Ivermectin is a common anti-parasitic medication discovered in 1975 by Satoshi Ōmura whose research group isolated the bacterium Streptomyces avermitilis from a single Japanese soil sample near a golf course outside Tokyo. These bacteria produce active fermentation extracts called avermectin. Parasitology specialist William C. Campbell was able to develop ivermectin from avermectin. In 1981 ivermectin became commercialised as a veterinary treatment and was approved for human use in 1987.
Ivermectin is used in both human and animal medicine in the treatment and prevention of a number of external and internal parasites. The drug works by stimulating excessive release of neurotransmitters in the peripheral nervous system of parasite which causes paralysis and eventual death.
The FDA has approved the use of ivermectin as a heartworm preventative in cats and also allow the extra-label use in the treatment for a number of additional parasites. Extra-label means the drug is being used to treat a condition for which it has not been approved.
Ivermectin is metabolised by the liver and excreted out of the body via the feces.
Parasites treated with Ivermectin
IN addition to heartworm prevention, Ivermectin is used to treat the following parasites:
- Topical (spot-on)
- Ear drops
Dosage regimens vary, depending on the parasite treated and the method of delivery. Ivermectin is administered orally, subcutaneously (injection under the skin) or topically (applied to the skin).
- Heartworm- 0.0.24 mg/kg every 30-45 days
- Hookworms – 0.2 mg/kg
- Roundworms – 0.3 mg/kg
- Scabies – 0.2 mg/kg every 7 days for 6-8 weeks
- Ear mites (Otodectes cynotis) – 0.2-0.4 mg/kg, repeat in two weeks
- Hookworm – 0.01 mg/kg
- Lungworm – 0.4 mg/kg
- Roundworm – 0.2-0.3 mg/kg
- Walking dandruff – 0.3 mg/kg, repeat in 35 days
- Demodex mite – 0.3 mg/kg once a week for 3 weeks
- Ear mites (otodectes cynotis) – 0.2-0.4mg/kg
- Scabies – 0.2-0.4 mg/kg, repeat in two weeks if needed
- Roundworm – 0.5 mg/kg, 2-4 treatments with 14 days interval
- Walking dandruff – 0.5 mg/kg, 3 treatments with 14 days interval
- Ear mites – 0.5 mg/kg, repeat in two weeks until the infection clears
Do not use in cats with a known allergy or sensitivity to ivermectin.
Speak to your veterinarian before you administer ivermectin if your cat:
- has reduced liver function
- is pregnant or lactating
- is on wafarin
- has not been tested for heartworm
Can ivermectin be used on pregnant and lactating cats?
Yes, although we always recommend you speak to a veterinarian before administering any medication (prescribed or over the counter) in a pregnant or lactating cat.
What age is it safe to use ivermectin on kittens?
The minimum age is 6 weeks and older.
In healthy cats, ivermectin has a high margin of safety.
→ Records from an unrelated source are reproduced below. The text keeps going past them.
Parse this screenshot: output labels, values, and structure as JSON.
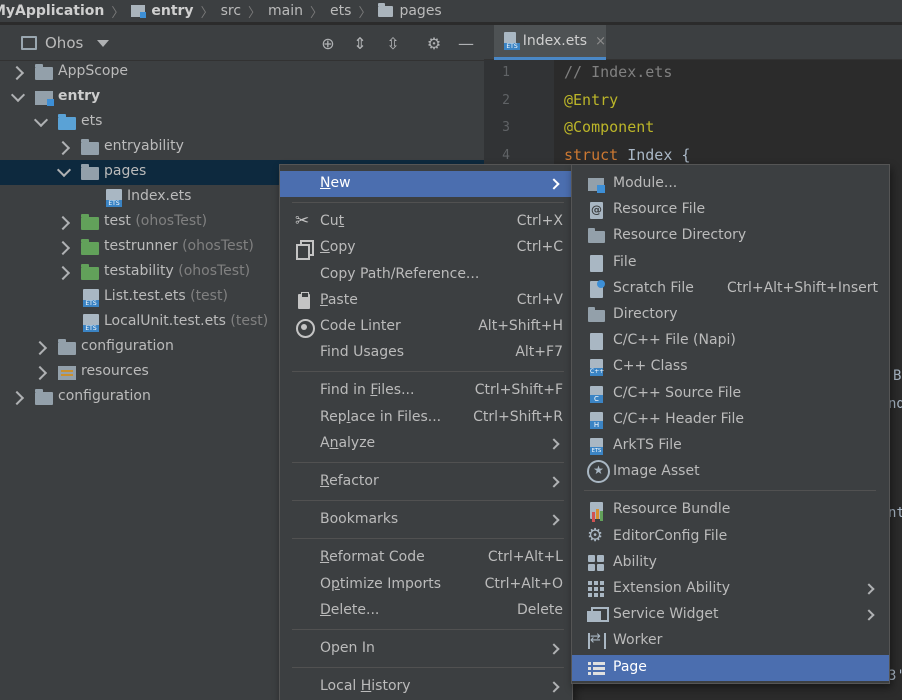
{
  "breadcrumb": [
    "MyApplication",
    "entry",
    "src",
    "main",
    "ets",
    "pages"
  ],
  "project": {
    "view": "Ohos",
    "toolbar_icons": [
      "crosshair-icon",
      "expand-all-icon",
      "collapse-all-icon",
      "gear-icon",
      "minimize-icon"
    ],
    "tree": [
      {
        "label": "AppScope",
        "dim": "",
        "icon": "folder-gray",
        "state": "collapsed",
        "depth": 0
      },
      {
        "label": "entry",
        "dim": "",
        "icon": "module",
        "state": "expanded",
        "depth": 0,
        "bold": true
      },
      {
        "label": "ets",
        "dim": "",
        "icon": "folder-blue",
        "state": "expanded",
        "depth": 1
      },
      {
        "label": "entryability",
        "dim": "",
        "icon": "folder-gray",
        "state": "collapsed",
        "depth": 2
      },
      {
        "label": "pages",
        "dim": "",
        "icon": "folder-gray",
        "state": "expanded",
        "depth": 2,
        "selected": true
      },
      {
        "label": "Index.ets",
        "dim": "",
        "icon": "ets",
        "state": "leaf",
        "depth": 3
      },
      {
        "label": "test",
        "dim": "(ohosTest)",
        "icon": "folder-green",
        "state": "collapsed",
        "depth": 2
      },
      {
        "label": "testrunner",
        "dim": "(ohosTest)",
        "icon": "folder-green",
        "state": "collapsed",
        "depth": 2
      },
      {
        "label": "testability",
        "dim": "(ohosTest)",
        "icon": "folder-green",
        "state": "collapsed",
        "depth": 2
      },
      {
        "label": "List.test.ets",
        "dim": "(test)",
        "icon": "ets",
        "state": "leaf",
        "depth": 2
      },
      {
        "label": "LocalUnit.test.ets",
        "dim": "(test)",
        "icon": "ets",
        "state": "leaf",
        "depth": 2
      },
      {
        "label": "configuration",
        "dim": "",
        "icon": "folder-gray",
        "state": "collapsed",
        "depth": 1
      },
      {
        "label": "resources",
        "dim": "",
        "icon": "resources",
        "state": "collapsed",
        "depth": 1
      },
      {
        "label": "configuration",
        "dim": "",
        "icon": "folder-gray",
        "state": "collapsed",
        "depth": 0
      }
    ]
  },
  "editor": {
    "tab_label": "Index.ets",
    "tab_close": "×",
    "line_numbers": [
      "1",
      "2",
      "3",
      "4"
    ],
    "lines": [
      [
        {
          "t": "// Index.ets",
          "c": "cm"
        }
      ],
      [
        {
          "t": "@Entry",
          "c": "an"
        }
      ],
      [
        {
          "t": "@Component",
          "c": "an"
        }
      ],
      [
        {
          "t": "struct ",
          "c": "kw"
        },
        {
          "t": "Index {",
          "c": "id"
        }
      ]
    ],
    "fragments": [
      "B",
      "nd",
      "nt",
      "3'"
    ]
  },
  "context_menu": [
    {
      "label": "New",
      "u": 0,
      "shortcut": "",
      "icon": "",
      "submenu": true,
      "highlighted": true
    },
    {
      "sep": true
    },
    {
      "label": "Cut",
      "u": 2,
      "shortcut": "Ctrl+X",
      "icon": "scissors"
    },
    {
      "label": "Copy",
      "u": 0,
      "shortcut": "Ctrl+C",
      "icon": "copy"
    },
    {
      "label": "Copy Path/Reference...",
      "u": -1,
      "shortcut": "",
      "icon": ""
    },
    {
      "label": "Paste",
      "u": 0,
      "shortcut": "Ctrl+V",
      "icon": "paste"
    },
    {
      "label": "Code Linter",
      "u": -1,
      "shortcut": "Alt+Shift+H",
      "icon": "linter"
    },
    {
      "label": "Find Usages",
      "u": -1,
      "shortcut": "Alt+F7",
      "icon": ""
    },
    {
      "sep": true
    },
    {
      "label": "Find in Files...",
      "u": 8,
      "shortcut": "Ctrl+Shift+F",
      "icon": ""
    },
    {
      "label": "Replace in Files...",
      "u": 3,
      "shortcut": "Ctrl+Shift+R",
      "icon": ""
    },
    {
      "label": "Analyze",
      "u": 1,
      "shortcut": "",
      "icon": "",
      "submenu": true
    },
    {
      "sep": true
    },
    {
      "label": "Refactor",
      "u": 0,
      "shortcut": "",
      "icon": "",
      "submenu": true
    },
    {
      "sep": true
    },
    {
      "label": "Bookmarks",
      "u": -1,
      "shortcut": "",
      "icon": "",
      "submenu": true
    },
    {
      "sep": true
    },
    {
      "label": "Reformat Code",
      "u": 0,
      "shortcut": "Ctrl+Alt+L",
      "icon": ""
    },
    {
      "label": "Optimize Imports",
      "u": 1,
      "shortcut": "Ctrl+Alt+O",
      "icon": ""
    },
    {
      "label": "Delete...",
      "u": 0,
      "shortcut": "Delete",
      "icon": ""
    },
    {
      "sep": true
    },
    {
      "label": "Open In",
      "u": -1,
      "shortcut": "",
      "icon": "",
      "submenu": true
    },
    {
      "sep": true
    },
    {
      "label": "Local History",
      "u": 6,
      "shortcut": "",
      "icon": "",
      "submenu": true
    }
  ],
  "new_submenu": [
    {
      "label": "Module...",
      "shortcut": "",
      "icon": "module"
    },
    {
      "label": "Resource File",
      "shortcut": "",
      "icon": "resfile"
    },
    {
      "label": "Resource Directory",
      "shortcut": "",
      "icon": "fold"
    },
    {
      "label": "File",
      "shortcut": "",
      "icon": "file"
    },
    {
      "label": "Scratch File",
      "shortcut": "Ctrl+Alt+Shift+Insert",
      "icon": "scratch"
    },
    {
      "label": "Directory",
      "shortcut": "",
      "icon": "fold"
    },
    {
      "label": "C/C++ File (Napi)",
      "shortcut": "",
      "icon": "file"
    },
    {
      "label": "C++ Class",
      "shortcut": "",
      "icon": "cpp"
    },
    {
      "label": "C/C++ Source File",
      "shortcut": "",
      "icon": "c"
    },
    {
      "label": "C/C++ Header File",
      "shortcut": "",
      "icon": "h"
    },
    {
      "label": "ArkTS File",
      "shortcut": "",
      "icon": "etsfile"
    },
    {
      "label": "Image Asset",
      "shortcut": "",
      "icon": "star"
    },
    {
      "sep": true
    },
    {
      "label": "Resource Bundle",
      "shortcut": "",
      "icon": "bundle"
    },
    {
      "label": "EditorConfig File",
      "shortcut": "",
      "icon": "gear"
    },
    {
      "label": "Ability",
      "shortcut": "",
      "icon": "ability"
    },
    {
      "label": "Extension Ability",
      "shortcut": "",
      "icon": "ext",
      "submenu": true
    },
    {
      "label": "Service Widget",
      "shortcut": "",
      "icon": "widget",
      "submenu": true
    },
    {
      "label": "Worker",
      "shortcut": "",
      "icon": "worker"
    },
    {
      "label": "Page",
      "shortcut": "",
      "icon": "page",
      "highlighted": true
    }
  ]
}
Overdose can occur when pet owners administer ivermectin products for livestock on their cat in an attempt to save money.
Clinical signs can develop in cats exposed at greater levels than 2.5 mg per kg although toxicosis has been reported in cats at a dose of 0.3-0.4 mg/kg subcutaneously. A cumulative effect can develop in cats who receive several doses. Acute symptoms develop within ten hours of ingestion.
If you suspect your cat has been exposed to ivermectin at a higher than recommended dose, seek urgent medical advise.
- Enlarged pupils
- Head pressing
- Rear limb weakness
- Respiratory depression
Treatment depends on the mode of exposure.
For cats who have recently ingested ivermectin, induce vomiting and administer activated charcoal to prevent further absorption. Unfortunately as symptoms can often develop hours after exposure, this first-line treatment is often ineffective.
Supportive care which will include fluid therapy and nutritional support will also be provided while your cat recovers.
Propofol or diazepam can be given to control seizures.